* [TASK DIRECTIONS]: Every line with the string "text" must be copied from the entries below.
[DATASET EXCERPTS Boundary: Start]
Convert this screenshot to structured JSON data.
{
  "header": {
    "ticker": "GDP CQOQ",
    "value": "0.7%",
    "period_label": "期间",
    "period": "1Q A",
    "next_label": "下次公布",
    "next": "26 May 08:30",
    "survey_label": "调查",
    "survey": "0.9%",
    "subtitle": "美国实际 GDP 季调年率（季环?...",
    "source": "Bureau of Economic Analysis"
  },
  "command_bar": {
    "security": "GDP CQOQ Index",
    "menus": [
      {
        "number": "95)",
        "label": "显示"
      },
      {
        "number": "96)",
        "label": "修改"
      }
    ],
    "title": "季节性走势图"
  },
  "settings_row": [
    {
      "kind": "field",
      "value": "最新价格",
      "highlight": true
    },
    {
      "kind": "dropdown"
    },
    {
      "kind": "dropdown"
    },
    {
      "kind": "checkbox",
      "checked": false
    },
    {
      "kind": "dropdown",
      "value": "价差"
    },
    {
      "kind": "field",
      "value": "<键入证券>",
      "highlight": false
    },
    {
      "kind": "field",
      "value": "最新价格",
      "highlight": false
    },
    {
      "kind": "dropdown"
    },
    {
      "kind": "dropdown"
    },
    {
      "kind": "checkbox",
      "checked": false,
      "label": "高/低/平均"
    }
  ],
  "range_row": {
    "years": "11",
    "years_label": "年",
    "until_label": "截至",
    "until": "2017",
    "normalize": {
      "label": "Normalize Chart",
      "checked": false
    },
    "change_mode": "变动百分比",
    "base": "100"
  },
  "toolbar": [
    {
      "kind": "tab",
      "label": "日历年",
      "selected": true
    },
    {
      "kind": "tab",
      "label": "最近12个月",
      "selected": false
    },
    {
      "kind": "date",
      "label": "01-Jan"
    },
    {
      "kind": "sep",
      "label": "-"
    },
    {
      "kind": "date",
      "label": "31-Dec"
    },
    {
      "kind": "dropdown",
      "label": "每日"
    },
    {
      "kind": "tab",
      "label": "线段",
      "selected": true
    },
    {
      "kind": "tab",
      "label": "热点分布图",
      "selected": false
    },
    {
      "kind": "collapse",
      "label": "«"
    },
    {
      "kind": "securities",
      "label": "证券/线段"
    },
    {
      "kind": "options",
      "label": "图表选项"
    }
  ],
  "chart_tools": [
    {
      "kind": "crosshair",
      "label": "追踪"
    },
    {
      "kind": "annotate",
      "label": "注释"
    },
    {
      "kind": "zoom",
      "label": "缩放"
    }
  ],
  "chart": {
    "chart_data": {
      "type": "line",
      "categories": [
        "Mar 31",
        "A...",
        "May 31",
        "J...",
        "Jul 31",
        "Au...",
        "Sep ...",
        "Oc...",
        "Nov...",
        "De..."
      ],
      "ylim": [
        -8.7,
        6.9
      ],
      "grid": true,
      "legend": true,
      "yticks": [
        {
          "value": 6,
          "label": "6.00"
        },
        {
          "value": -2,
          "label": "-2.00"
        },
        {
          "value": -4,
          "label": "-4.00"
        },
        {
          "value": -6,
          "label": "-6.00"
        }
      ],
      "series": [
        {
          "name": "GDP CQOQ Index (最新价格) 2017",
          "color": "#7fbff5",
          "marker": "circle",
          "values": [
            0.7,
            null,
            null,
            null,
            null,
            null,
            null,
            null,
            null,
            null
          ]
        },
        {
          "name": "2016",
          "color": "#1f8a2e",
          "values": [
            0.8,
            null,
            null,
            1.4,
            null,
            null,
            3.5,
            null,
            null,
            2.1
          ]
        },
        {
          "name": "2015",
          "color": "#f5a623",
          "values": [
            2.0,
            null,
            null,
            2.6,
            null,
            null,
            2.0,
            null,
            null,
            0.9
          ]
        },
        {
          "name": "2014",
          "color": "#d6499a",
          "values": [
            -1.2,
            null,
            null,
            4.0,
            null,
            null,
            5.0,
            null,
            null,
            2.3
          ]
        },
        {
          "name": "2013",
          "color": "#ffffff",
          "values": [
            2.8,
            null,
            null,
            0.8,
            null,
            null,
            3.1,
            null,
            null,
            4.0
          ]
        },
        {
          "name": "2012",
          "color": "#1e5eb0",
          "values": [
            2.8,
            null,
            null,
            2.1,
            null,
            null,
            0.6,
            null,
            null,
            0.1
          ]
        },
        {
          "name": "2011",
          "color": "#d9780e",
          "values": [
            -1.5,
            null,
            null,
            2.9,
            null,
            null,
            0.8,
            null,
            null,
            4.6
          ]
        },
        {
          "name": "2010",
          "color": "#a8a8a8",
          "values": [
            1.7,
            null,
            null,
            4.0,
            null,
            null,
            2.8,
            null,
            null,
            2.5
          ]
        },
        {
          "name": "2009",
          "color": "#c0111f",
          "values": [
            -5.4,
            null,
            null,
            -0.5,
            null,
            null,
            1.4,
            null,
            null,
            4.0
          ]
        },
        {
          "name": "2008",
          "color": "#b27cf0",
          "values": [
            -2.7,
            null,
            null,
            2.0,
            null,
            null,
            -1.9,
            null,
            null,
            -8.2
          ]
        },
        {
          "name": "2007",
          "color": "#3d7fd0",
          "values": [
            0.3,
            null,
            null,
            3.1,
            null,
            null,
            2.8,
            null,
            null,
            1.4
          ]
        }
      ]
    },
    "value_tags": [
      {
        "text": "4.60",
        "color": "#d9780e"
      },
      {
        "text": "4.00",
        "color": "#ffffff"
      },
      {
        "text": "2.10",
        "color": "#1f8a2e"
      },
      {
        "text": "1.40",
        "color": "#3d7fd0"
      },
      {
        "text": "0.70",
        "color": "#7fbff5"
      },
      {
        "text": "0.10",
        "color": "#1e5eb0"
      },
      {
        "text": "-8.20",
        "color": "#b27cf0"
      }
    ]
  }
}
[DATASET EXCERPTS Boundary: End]
* [EXERCISE ANSWER]:
        "text": "4.60",
        "text": "4.00",
        "text": "2.10",
        "text": "1.40",
        "text": "0.70",
        "text": "0.10",
        "text": "-8.20",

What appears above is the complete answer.